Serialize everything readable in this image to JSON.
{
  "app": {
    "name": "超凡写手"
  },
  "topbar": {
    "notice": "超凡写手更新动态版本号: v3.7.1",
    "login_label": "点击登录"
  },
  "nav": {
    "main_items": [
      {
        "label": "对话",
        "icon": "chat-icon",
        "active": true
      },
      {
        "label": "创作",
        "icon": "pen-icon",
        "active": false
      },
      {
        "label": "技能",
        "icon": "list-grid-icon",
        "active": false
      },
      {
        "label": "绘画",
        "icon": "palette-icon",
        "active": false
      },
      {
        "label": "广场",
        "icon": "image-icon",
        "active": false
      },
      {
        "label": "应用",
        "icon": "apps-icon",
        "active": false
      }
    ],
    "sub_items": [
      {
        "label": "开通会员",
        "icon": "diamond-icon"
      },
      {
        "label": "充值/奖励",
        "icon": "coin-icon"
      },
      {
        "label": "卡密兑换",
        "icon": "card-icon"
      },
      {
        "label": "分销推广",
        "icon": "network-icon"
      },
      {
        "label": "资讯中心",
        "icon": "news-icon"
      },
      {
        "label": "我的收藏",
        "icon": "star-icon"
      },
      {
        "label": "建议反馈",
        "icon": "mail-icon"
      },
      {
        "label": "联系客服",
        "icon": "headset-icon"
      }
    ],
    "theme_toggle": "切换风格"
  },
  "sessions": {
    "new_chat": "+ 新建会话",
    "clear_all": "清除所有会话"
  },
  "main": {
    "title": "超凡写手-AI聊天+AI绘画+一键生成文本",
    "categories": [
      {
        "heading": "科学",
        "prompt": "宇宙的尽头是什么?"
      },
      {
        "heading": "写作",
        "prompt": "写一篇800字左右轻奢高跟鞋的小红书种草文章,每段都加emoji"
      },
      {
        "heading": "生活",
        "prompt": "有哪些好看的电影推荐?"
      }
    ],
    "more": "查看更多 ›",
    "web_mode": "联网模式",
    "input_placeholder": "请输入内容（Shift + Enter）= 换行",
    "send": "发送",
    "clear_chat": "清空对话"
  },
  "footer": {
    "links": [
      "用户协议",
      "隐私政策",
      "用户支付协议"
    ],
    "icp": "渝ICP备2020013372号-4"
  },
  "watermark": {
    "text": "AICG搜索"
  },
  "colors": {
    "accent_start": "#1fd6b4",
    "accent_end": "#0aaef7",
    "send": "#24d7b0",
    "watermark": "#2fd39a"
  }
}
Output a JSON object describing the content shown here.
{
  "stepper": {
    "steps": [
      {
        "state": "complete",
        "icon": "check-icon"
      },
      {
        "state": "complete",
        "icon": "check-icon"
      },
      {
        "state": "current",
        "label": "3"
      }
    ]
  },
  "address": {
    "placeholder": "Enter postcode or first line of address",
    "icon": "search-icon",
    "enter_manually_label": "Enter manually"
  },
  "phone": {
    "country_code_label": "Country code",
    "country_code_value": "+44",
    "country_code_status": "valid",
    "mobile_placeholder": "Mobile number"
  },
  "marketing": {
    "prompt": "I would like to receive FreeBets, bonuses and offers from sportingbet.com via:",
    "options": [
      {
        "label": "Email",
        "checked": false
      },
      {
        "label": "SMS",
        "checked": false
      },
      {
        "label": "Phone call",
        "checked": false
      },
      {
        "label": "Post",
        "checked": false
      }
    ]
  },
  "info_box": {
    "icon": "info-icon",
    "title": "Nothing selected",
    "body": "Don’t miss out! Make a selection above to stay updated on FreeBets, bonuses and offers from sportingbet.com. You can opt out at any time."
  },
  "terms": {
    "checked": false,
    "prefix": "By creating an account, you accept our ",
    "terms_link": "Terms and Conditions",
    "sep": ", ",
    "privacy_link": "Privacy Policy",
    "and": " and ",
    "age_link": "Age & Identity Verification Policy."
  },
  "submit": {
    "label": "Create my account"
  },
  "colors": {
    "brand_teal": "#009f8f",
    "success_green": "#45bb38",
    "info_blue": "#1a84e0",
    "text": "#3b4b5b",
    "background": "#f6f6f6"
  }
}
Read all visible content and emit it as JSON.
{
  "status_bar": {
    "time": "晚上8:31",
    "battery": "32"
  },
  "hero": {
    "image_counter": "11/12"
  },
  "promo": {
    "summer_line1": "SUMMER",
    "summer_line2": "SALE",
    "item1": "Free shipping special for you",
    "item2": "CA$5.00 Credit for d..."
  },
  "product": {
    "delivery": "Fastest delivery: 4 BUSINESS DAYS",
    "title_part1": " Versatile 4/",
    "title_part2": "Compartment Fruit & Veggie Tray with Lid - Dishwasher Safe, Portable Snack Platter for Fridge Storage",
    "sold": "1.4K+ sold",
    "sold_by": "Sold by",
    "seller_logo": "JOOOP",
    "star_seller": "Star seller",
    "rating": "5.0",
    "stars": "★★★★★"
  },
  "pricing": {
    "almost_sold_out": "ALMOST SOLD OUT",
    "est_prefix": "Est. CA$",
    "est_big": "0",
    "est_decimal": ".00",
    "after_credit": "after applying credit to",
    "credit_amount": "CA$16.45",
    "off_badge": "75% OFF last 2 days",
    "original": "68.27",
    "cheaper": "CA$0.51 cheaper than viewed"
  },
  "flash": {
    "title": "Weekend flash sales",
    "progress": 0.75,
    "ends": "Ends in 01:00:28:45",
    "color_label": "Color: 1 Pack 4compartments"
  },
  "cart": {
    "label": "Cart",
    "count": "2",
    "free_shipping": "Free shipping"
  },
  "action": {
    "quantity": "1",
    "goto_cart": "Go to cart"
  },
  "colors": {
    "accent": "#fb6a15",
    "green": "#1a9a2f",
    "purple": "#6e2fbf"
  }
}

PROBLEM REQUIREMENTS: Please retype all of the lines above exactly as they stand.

ANSWER TO THE PROBLEM:
Serialize everything readable in this image to JSON.
{
  "app": {
    "name": "超凡写手"
  },
  "topbar": {
    "notice": "超凡写手更新动态版本号: v3.7.1",
    "login_label": "点击登录"
  },
  "nav": {
    "main_items": [
      {
        "label": "对话",
        "icon": "chat-icon",
        "active": true
      },
      {
        "label": "创作",
        "icon": "pen-icon",
        "active": false
      },
      {
        "label": "技能",
        "icon": "list-grid-icon",
        "active": false
      },
      {
        "label": "绘画",
        "icon": "palette-icon",
        "active": false
      },
      {
        "label": "广场",
        "icon": "image-icon",
        "active": false
      },
      {
        "label": "应用",
        "icon": "apps-icon",
        "active": false
      }
    ],
    "sub_items": [
      {
        "label": "开通会员",
        "icon": "diamond-icon"
      },
      {
        "label": "充值/奖励",
        "icon": "coin-icon"
      },
      {
        "label": "卡密兑换",
        "icon": "card-icon"
      },
      {
        "label": "分销推广",
        "icon": "network-icon"
      },
      {
        "label": "资讯中心",
        "icon": "news-icon"
      },
      {
        "label": "我的收藏",
        "icon": "star-icon"
      },
      {
        "label": "建议反馈",
        "icon": "mail-icon"
      },
      {
        "label": "联系客服",
        "icon": "headset-icon"
      }
    ],
    "theme_toggle": "切换风格"
  },
  "sessions": {
    "new_chat": "+ 新建会话",
    "clear_all": "清除所有会话"
  },
  "main": {
    "title": "超凡写手-AI聊天+AI绘画+一键生成文本",
    "categories": [
      {
        "heading": "科学",
        "prompt": "宇宙的尽头是什么?"
      },
      {
        "heading": "写作",
        "prompt": "写一篇800字左右轻奢高跟鞋的小红书种草文章,每段都加emoji"
      },
      {
        "heading": "生活",
        "prompt": "有哪些好看的电影推荐?"
      }
    ],
    "more": "查看更多 ›",
    "web_mode": "联网模式",
    "input_placeholder": "请输入内容（Shift + Enter）= 换行",
    "send": "发送",
    "clear_chat": "清空对话"
  },
  "footer": {
    "links": [
      "用户协议",
      "隐私政策",
      "用户支付协议"
    ],
    "icp": "渝ICP备2020013372号-4"
  },
  "watermark": {
    "text": "AICG搜索"
  },
  "colors": {
    "accent_start": "#1fd6b4",
    "accent_end": "#0aaef7",
    "send": "#24d7b0",
    "watermark": "#2fd39a"
  }
}
Output a JSON object describing the content shown here.
{
  "stepper": {
    "steps": [
      {
        "state": "complete",
        "icon": "check-icon"
      },
      {
        "state": "complete",
        "icon": "check-icon"
      },
      {
        "state": "current",
        "label": "3"
      }
    ]
  },
  "address": {
    "placeholder": "Enter postcode or first line of address",
    "icon": "search-icon",
    "enter_manually_label": "Enter manually"
  },
  "phone": {
    "country_code_label": "Country code",
    "country_code_value": "+44",
    "country_code_status": "valid",
    "mobile_placeholder": "Mobile number"
  },
  "marketing": {
    "prompt": "I would like to receive FreeBets, bonuses and offers from sportingbet.com via:",
    "options": [
      {
        "label": "Email",
        "checked": false
      },
      {
        "label": "SMS",
        "checked": false
      },
      {
        "label": "Phone call",
        "checked": false
      },
      {
        "label": "Post",
        "checked": false
      }
    ]
  },
  "info_box": {
    "icon": "info-icon",
    "title": "Nothing selected",
    "body": "Don’t miss out! Make a selection above to stay updated on FreeBets, bonuses and offers from sportingbet.com. You can opt out at any time."
  },
  "terms": {
    "checked": false,
    "prefix": "By creating an account, you accept our ",
    "terms_link": "Terms and Conditions",
    "sep": ", ",
    "privacy_link": "Privacy Policy",
    "and": " and ",
    "age_link": "Age & Identity Verification Policy."
  },
  "submit": {
    "label": "Create my account"
  },
  "colors": {
    "brand_teal": "#009f8f",
    "success_green": "#45bb38",
    "info_blue": "#1a84e0",
    "text": "#3b4b5b",
    "background": "#f6f6f6"
  }
}
Read all visible content and emit it as JSON.
{
  "status_bar": {
    "time": "晚上8:31",
    "battery": "32"
  },
  "hero": {
    "image_counter": "11/12"
  },
  "promo": {
    "summer_line1": "SUMMER",
    "summer_line2": "SALE",
    "item1": "Free shipping special for you",
    "item2": "CA$5.00 Credit for d..."
  },
  "product": {
    "delivery": "Fastest delivery: 4 BUSINESS DAYS",
    "title_part1": " Versatile 4/",
    "title_part2": "Compartment Fruit & Veggie Tray with Lid - Dishwasher Safe, Portable Snack Platter for Fridge Storage",
    "sold": "1.4K+ sold",
    "sold_by": "Sold by",
    "seller_logo": "JOOOP",
    "star_seller": "Star seller",
    "rating": "5.0",
    "stars": "★★★★★"
  },
  "pricing": {
    "almost_sold_out": "ALMOST SOLD OUT",
    "est_prefix": "Est. CA$",
    "est_big": "0",
    "est_decimal": ".00",
    "after_credit": "after applying credit to",
    "credit_amount": "CA$16.45",
    "off_badge": "75% OFF last 2 days",
    "original": "68.27",
    "cheaper": "CA$0.51 cheaper than viewed"
  },
  "flash": {
    "title": "Weekend flash sales",
    "progress": 0.75,
    "ends": "Ends in 01:00:28:45",
    "color_label": "Color: 1 Pack 4compartments"
  },
  "cart": {
    "label": "Cart",
    "count": "2",
    "free_shipping": "Free shipping"
  },
  "action": {
    "quantity": "1",
    "goto_cart": "Go to cart"
  },
  "colors": {
    "accent": "#fb6a15",
    "green": "#1a9a2f",
    "purple": "#6e2fbf"
  }
}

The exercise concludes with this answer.